Type the entries out again exactly as they read, but leave every picture behind.
[[ The data open ]]
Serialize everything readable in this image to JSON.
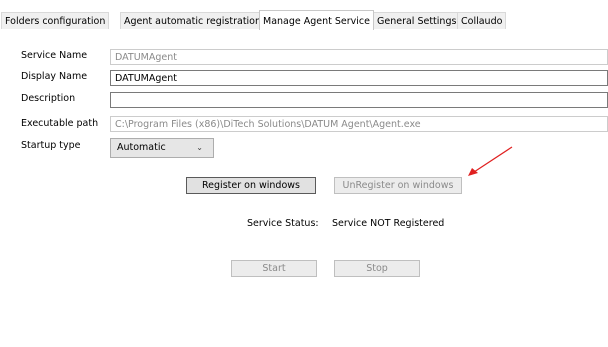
{
  "tabs": [
    {
      "label": "Folders configuration",
      "active": false
    },
    {
      "label": "Agent automatic registration",
      "active": false
    },
    {
      "label": "Manage Agent Service",
      "active": true
    },
    {
      "label": "General Settings",
      "active": false
    },
    {
      "label": "Collaudo",
      "active": false
    }
  ],
  "form": {
    "service_name": {
      "label": "Service Name",
      "value": "DATUMAgent"
    },
    "display_name": {
      "label": "Display Name",
      "value": "DATUMAgent"
    },
    "description": {
      "label": "Description",
      "value": ""
    },
    "executable_path": {
      "label": "Executable path",
      "value": "C:\\Program Files (x86)\\DiTech Solutions\\DATUM Agent\\Agent.exe"
    },
    "startup_type": {
      "label": "Startup type",
      "value": "Automatic",
      "chevron": "chevron-down-icon"
    }
  },
  "buttons": {
    "register": "Register on windows",
    "unregister": "UnRegister on windows",
    "start": "Start",
    "stop": "Stop"
  },
  "service_status": {
    "label": "Service Status:",
    "value": "Service NOT Registered"
  },
  "annotation": {
    "arrow_color": "#e02020"
  }
}
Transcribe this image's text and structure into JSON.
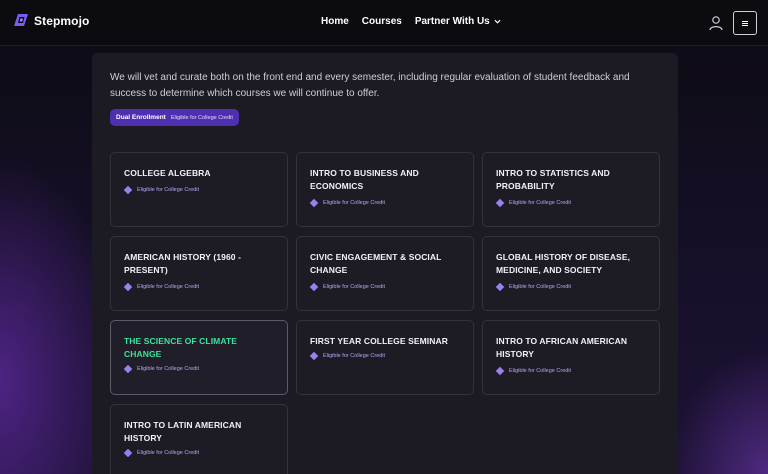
{
  "nav": {
    "brand": "Stepmojo",
    "items": [
      {
        "label": "Home"
      },
      {
        "label": "Courses"
      },
      {
        "label": "Partner With Us"
      }
    ]
  },
  "intro": {
    "text": "We will vet and curate both on the front end and every semester, including regular evaluation of student feedback and success to determine which courses we will continue to offer."
  },
  "pill": {
    "label": "Dual Enrollment",
    "sublabel": "Eligible for College Credit"
  },
  "courses": [
    {
      "title": "COLLEGE ALGEBRA",
      "badge": "Eligible for College Credit"
    },
    {
      "title": "INTRO TO BUSINESS AND ECONOMICS",
      "badge": "Eligible for College Credit"
    },
    {
      "title": "INTRO TO STATISTICS AND PROBABILITY",
      "badge": "Eligible for College Credit"
    },
    {
      "title": "AMERICAN HISTORY (1960 - PRESENT)",
      "badge": "Eligible for College Credit"
    },
    {
      "title": "CIVIC ENGAGEMENT & SOCIAL CHANGE",
      "badge": "Eligible for College Credit"
    },
    {
      "title": "GLOBAL HISTORY OF DISEASE, MEDICINE, AND SOCIETY",
      "badge": "Eligible for College Credit"
    },
    {
      "title": "THE SCIENCE OF CLIMATE CHANGE",
      "badge": "Eligible for College Credit"
    },
    {
      "title": "FIRST YEAR COLLEGE SEMINAR",
      "badge": "Eligible for College Credit"
    },
    {
      "title": "INTRO TO AFRICAN AMERICAN HISTORY",
      "badge": "Eligible for College Credit"
    },
    {
      "title": "INTRO TO LATIN AMERICAN HISTORY",
      "badge": "Eligible for College Credit"
    }
  ],
  "colors": {
    "accent": "#4d2fb0",
    "active_title": "#3ee29b",
    "badge": "#9b7ef0"
  },
  "icons": {
    "logo": "stepmojo-logo-icon",
    "user": "user-icon",
    "menu": "hamburger-icon",
    "chevron": "chevron-down-icon",
    "badge": "diamond-icon"
  }
}
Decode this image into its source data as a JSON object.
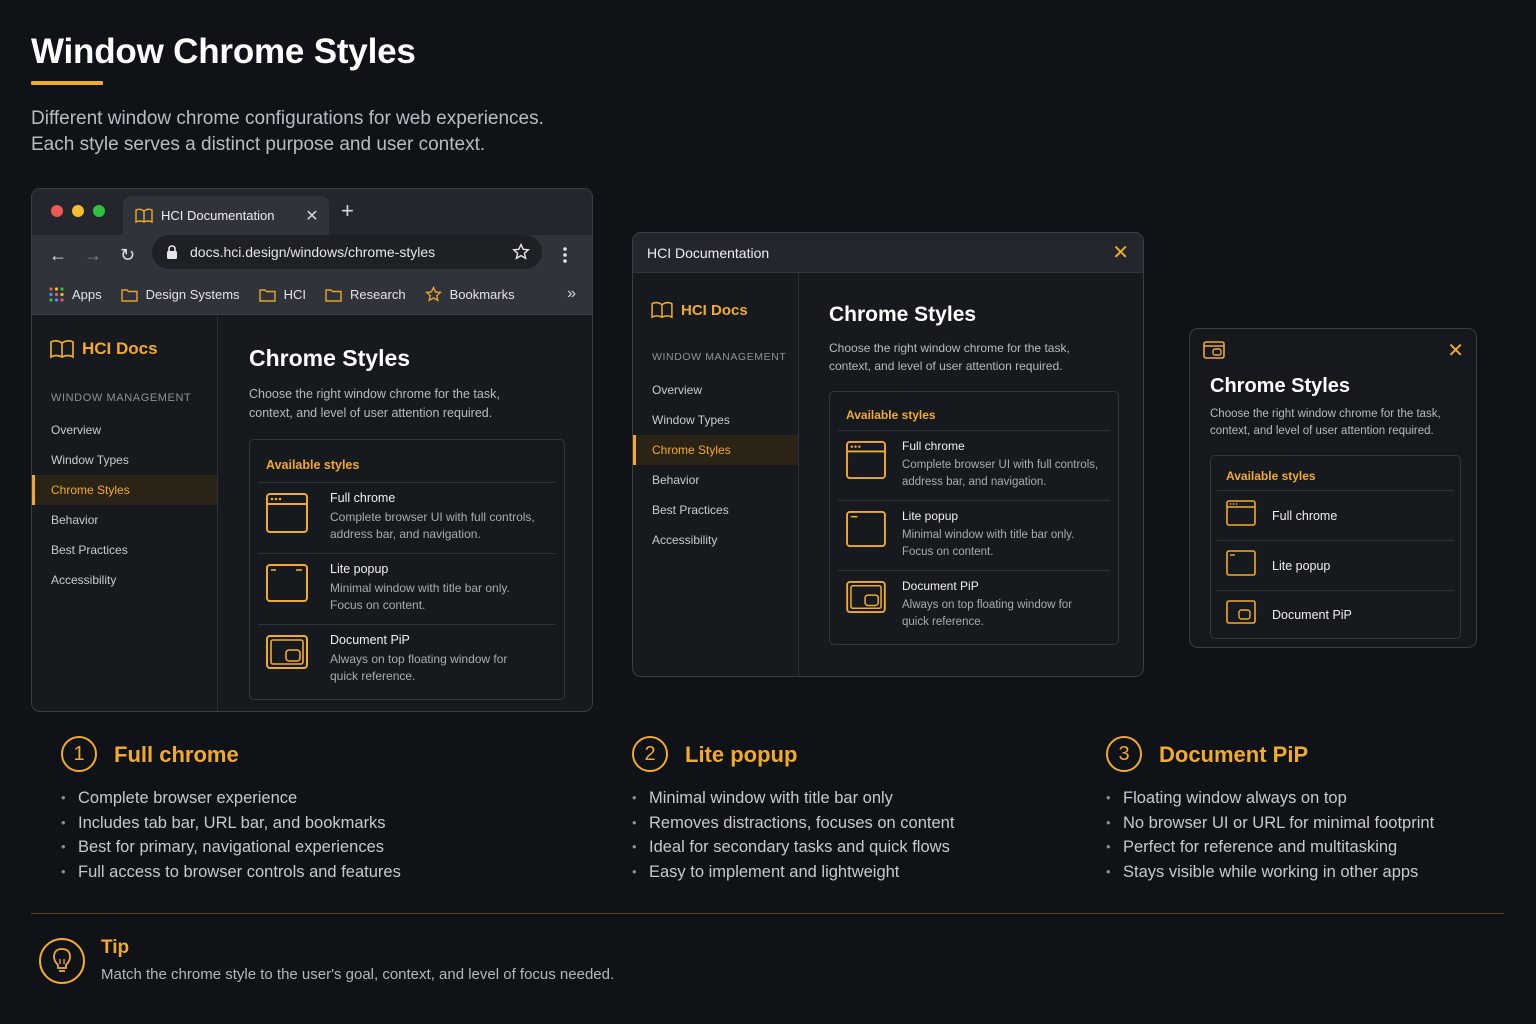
{
  "header": {
    "title": "Window Chrome Styles",
    "subtitle_line1": "Different window chrome configurations for web experiences.",
    "subtitle_line2": "Each style serves a distinct purpose and user context."
  },
  "browser": {
    "tab_title": "HCI Documentation",
    "url": "docs.hci.design/windows/chrome-styles",
    "bookmarks": [
      "Apps",
      "Design Systems",
      "HCI",
      "Research",
      "Bookmarks"
    ]
  },
  "popup": {
    "title": "HCI Documentation"
  },
  "docs": {
    "brand": "HCI Docs",
    "section": "WINDOW MANAGEMENT",
    "nav": [
      "Overview",
      "Window Types",
      "Chrome Styles",
      "Behavior",
      "Best Practices",
      "Accessibility"
    ],
    "active_nav": "Chrome Styles",
    "heading": "Chrome Styles",
    "desc_line1": "Choose the right window chrome for the task,",
    "desc_line2": "context, and level of user attention required.",
    "card_title": "Available styles",
    "styles": [
      {
        "title": "Full chrome",
        "desc1": "Complete browser UI with full controls,",
        "desc2": "address bar, and navigation.",
        "icon": "full-chrome-icon"
      },
      {
        "title": "Lite popup",
        "desc1": "Minimal window with title bar only.",
        "desc2": "Focus on content.",
        "icon": "lite-popup-icon"
      },
      {
        "title": "Document PiP",
        "desc1": "Always on top floating window for",
        "desc2": "quick reference.",
        "icon": "document-pip-icon"
      }
    ]
  },
  "columns": [
    {
      "num": "1",
      "title": "Full chrome",
      "bullets": [
        "Complete browser experience",
        "Includes tab bar, URL bar, and bookmarks",
        "Best for primary, navigational experiences",
        "Full access to browser controls and features"
      ]
    },
    {
      "num": "2",
      "title": "Lite popup",
      "bullets": [
        "Minimal window with title bar only",
        "Removes distractions, focuses on content",
        "Ideal for secondary tasks and quick flows",
        "Easy to implement and lightweight"
      ]
    },
    {
      "num": "3",
      "title": "Document PiP",
      "bullets": [
        "Floating window always on top",
        "No browser UI or URL for minimal footprint",
        "Perfect for reference and multitasking",
        "Stays visible while working in other apps"
      ]
    }
  ],
  "tip": {
    "title": "Tip",
    "text": "Match the chrome style to the user's goal, context, and level of focus needed."
  },
  "colors": {
    "accent": "#f2aa2b",
    "background": "#0f1217"
  }
}
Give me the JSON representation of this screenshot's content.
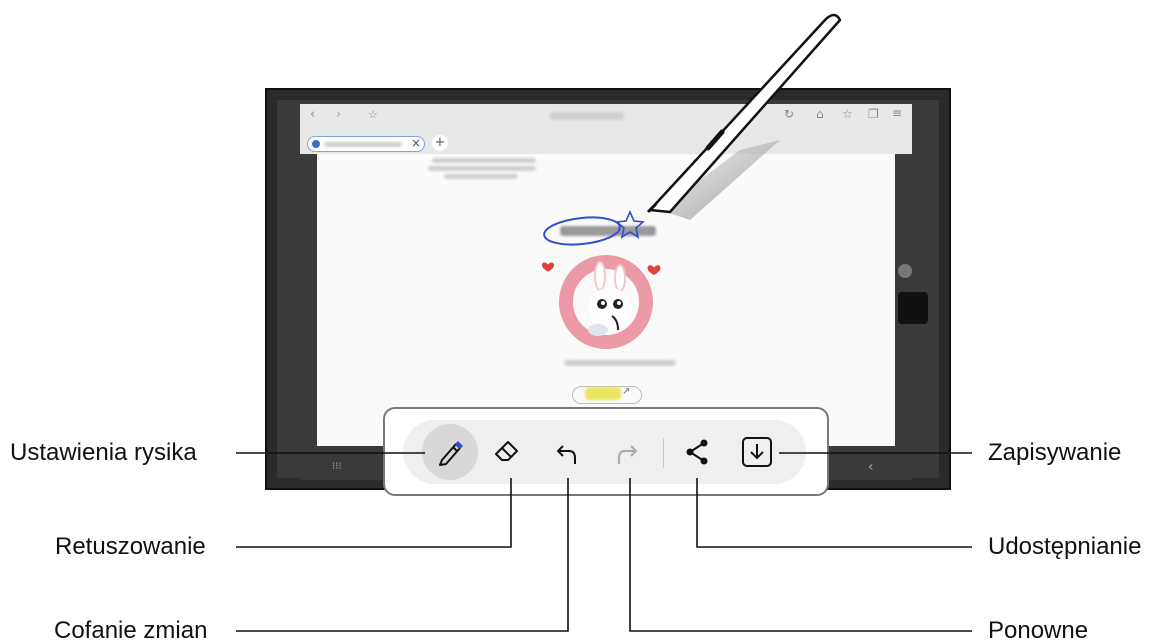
{
  "labels": {
    "pen_settings": "Ustawienia rysika",
    "eraser": "Retuszowanie",
    "undo": "Cofanie zmian",
    "save": "Zapisywanie",
    "share": "Udostępnianie",
    "redo": "Ponowne"
  },
  "toolbar": {
    "buttons": [
      {
        "name": "pen-settings",
        "icon": "pen-icon"
      },
      {
        "name": "eraser",
        "icon": "eraser-icon"
      },
      {
        "name": "undo",
        "icon": "undo-icon"
      },
      {
        "name": "redo",
        "icon": "redo-icon"
      },
      {
        "name": "share",
        "icon": "share-icon"
      },
      {
        "name": "save",
        "icon": "download-icon"
      }
    ]
  },
  "browser": {
    "new_tab": "+",
    "close_tab": "×"
  },
  "colors": {
    "annotation_blue": "#2f4fd1",
    "heart_red": "#e0413e",
    "ring_pink": "#ec9aa8",
    "highlight_yellow": "#e7e34a"
  }
}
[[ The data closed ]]
▶ _Exercise result_
Serialize everything readable in this image to JSON.
{
  "tabs": [
    {
      "label": "Folders configuration",
      "active": false
    },
    {
      "label": "Agent automatic registration",
      "active": false
    },
    {
      "label": "Manage Agent Service",
      "active": true
    },
    {
      "label": "General Settings",
      "active": false
    },
    {
      "label": "Collaudo",
      "active": false
    }
  ],
  "form": {
    "service_name": {
      "label": "Service Name",
      "value": "DATUMAgent"
    },
    "display_name": {
      "label": "Display Name",
      "value": "DATUMAgent"
    },
    "description": {
      "label": "Description",
      "value": ""
    },
    "executable_path": {
      "label": "Executable path",
      "value": "C:\\Program Files (x86)\\DiTech Solutions\\DATUM Agent\\Agent.exe"
    },
    "startup_type": {
      "label": "Startup type",
      "value": "Automatic",
      "chevron": "chevron-down-icon"
    }
  },
  "buttons": {
    "register": "Register on windows",
    "unregister": "UnRegister on windows",
    "start": "Start",
    "stop": "Stop"
  },
  "service_status": {
    "label": "Service Status:",
    "value": "Service NOT Registered"
  },
  "annotation": {
    "arrow_color": "#e02020"
  }
}
Transcribe this image's text and structure into JSON.
{
  "nav": {
    "brand": "Stepmojo",
    "items": [
      {
        "label": "Home"
      },
      {
        "label": "Courses"
      },
      {
        "label": "Partner With Us"
      }
    ]
  },
  "intro": {
    "text": "We will vet and curate both on the front end and every semester, including regular evaluation of student feedback and success to determine which courses we will continue to offer."
  },
  "pill": {
    "label": "Dual Enrollment",
    "sublabel": "Eligible for College Credit"
  },
  "courses": [
    {
      "title": "COLLEGE ALGEBRA",
      "badge": "Eligible for College Credit"
    },
    {
      "title": "INTRO TO BUSINESS AND ECONOMICS",
      "badge": "Eligible for College Credit"
    },
    {
      "title": "INTRO TO STATISTICS AND PROBABILITY",
      "badge": "Eligible for College Credit"
    },
    {
      "title": "AMERICAN HISTORY (1960 - PRESENT)",
      "badge": "Eligible for College Credit"
    },
    {
      "title": "CIVIC ENGAGEMENT & SOCIAL CHANGE",
      "badge": "Eligible for College Credit"
    },
    {
      "title": "GLOBAL HISTORY OF DISEASE, MEDICINE, AND SOCIETY",
      "badge": "Eligible for College Credit"
    },
    {
      "title": "THE SCIENCE OF CLIMATE CHANGE",
      "badge": "Eligible for College Credit"
    },
    {
      "title": "FIRST YEAR COLLEGE SEMINAR",
      "badge": "Eligible for College Credit"
    },
    {
      "title": "INTRO TO AFRICAN AMERICAN HISTORY",
      "badge": "Eligible for College Credit"
    },
    {
      "title": "INTRO TO LATIN AMERICAN HISTORY",
      "badge": "Eligible for College Credit"
    }
  ],
  "colors": {
    "accent": "#4d2fb0",
    "active_title": "#3ee29b",
    "badge": "#9b7ef0"
  },
  "icons": {
    "logo": "stepmojo-logo-icon",
    "user": "user-icon",
    "menu": "hamburger-icon",
    "chevron": "chevron-down-icon",
    "badge": "diamond-icon"
  }
}
Decode this image into its source data as a JSON object.
{
  "header": {
    "title": "Window Chrome Styles",
    "subtitle_line1": "Different window chrome configurations for web experiences.",
    "subtitle_line2": "Each style serves a distinct purpose and user context."
  },
  "browser": {
    "tab_title": "HCI Documentation",
    "url": "docs.hci.design/windows/chrome-styles",
    "bookmarks": [
      "Apps",
      "Design Systems",
      "HCI",
      "Research",
      "Bookmarks"
    ]
  },
  "popup": {
    "title": "HCI Documentation"
  },
  "docs": {
    "brand": "HCI Docs",
    "section": "WINDOW MANAGEMENT",
    "nav": [
      "Overview",
      "Window Types",
      "Chrome Styles",
      "Behavior",
      "Best Practices",
      "Accessibility"
    ],
    "active_nav": "Chrome Styles",
    "heading": "Chrome Styles",
    "desc_line1": "Choose the right window chrome for the task,",
    "desc_line2": "context, and level of user attention required.",
    "card_title": "Available styles",
    "styles": [
      {
        "title": "Full chrome",
        "desc1": "Complete browser UI with full controls,",
        "desc2": "address bar, and navigation.",
        "icon": "full-chrome-icon"
      },
      {
        "title": "Lite popup",
        "desc1": "Minimal window with title bar only.",
        "desc2": "Focus on content.",
        "icon": "lite-popup-icon"
      },
      {
        "title": "Document PiP",
        "desc1": "Always on top floating window for",
        "desc2": "quick reference.",
        "icon": "document-pip-icon"
      }
    ]
  },
  "columns": [
    {
      "num": "1",
      "title": "Full chrome",
      "bullets": [
        "Complete browser experience",
        "Includes tab bar, URL bar, and bookmarks",
        "Best for primary, navigational experiences",
        "Full access to browser controls and features"
      ]
    },
    {
      "num": "2",
      "title": "Lite popup",
      "bullets": [
        "Minimal window with title bar only",
        "Removes distractions, focuses on content",
        "Ideal for secondary tasks and quick flows",
        "Easy to implement and lightweight"
      ]
    },
    {
      "num": "3",
      "title": "Document PiP",
      "bullets": [
        "Floating window always on top",
        "No browser UI or URL for minimal footprint",
        "Perfect for reference and multitasking",
        "Stays visible while working in other apps"
      ]
    }
  ],
  "tip": {
    "title": "Tip",
    "text": "Match the chrome style to the user's goal, context, and level of focus needed."
  },
  "colors": {
    "accent": "#f2aa2b",
    "background": "#0f1217"
  }
}
Give me the JSON representation of this screenshot's content.
{
  "labels": {
    "pen_settings": "Ustawienia rysika",
    "eraser": "Retuszowanie",
    "undo": "Cofanie zmian",
    "save": "Zapisywanie",
    "share": "Udostępnianie",
    "redo": "Ponowne"
  },
  "toolbar": {
    "buttons": [
      {
        "name": "pen-settings",
        "icon": "pen-icon"
      },
      {
        "name": "eraser",
        "icon": "eraser-icon"
      },
      {
        "name": "undo",
        "icon": "undo-icon"
      },
      {
        "name": "redo",
        "icon": "redo-icon"
      },
      {
        "name": "share",
        "icon": "share-icon"
      },
      {
        "name": "save",
        "icon": "download-icon"
      }
    ]
  },
  "browser": {
    "new_tab": "+",
    "close_tab": "×"
  },
  "colors": {
    "annotation_blue": "#2f4fd1",
    "heart_red": "#e0413e",
    "ring_pink": "#ec9aa8",
    "highlight_yellow": "#e7e34a"
  }
}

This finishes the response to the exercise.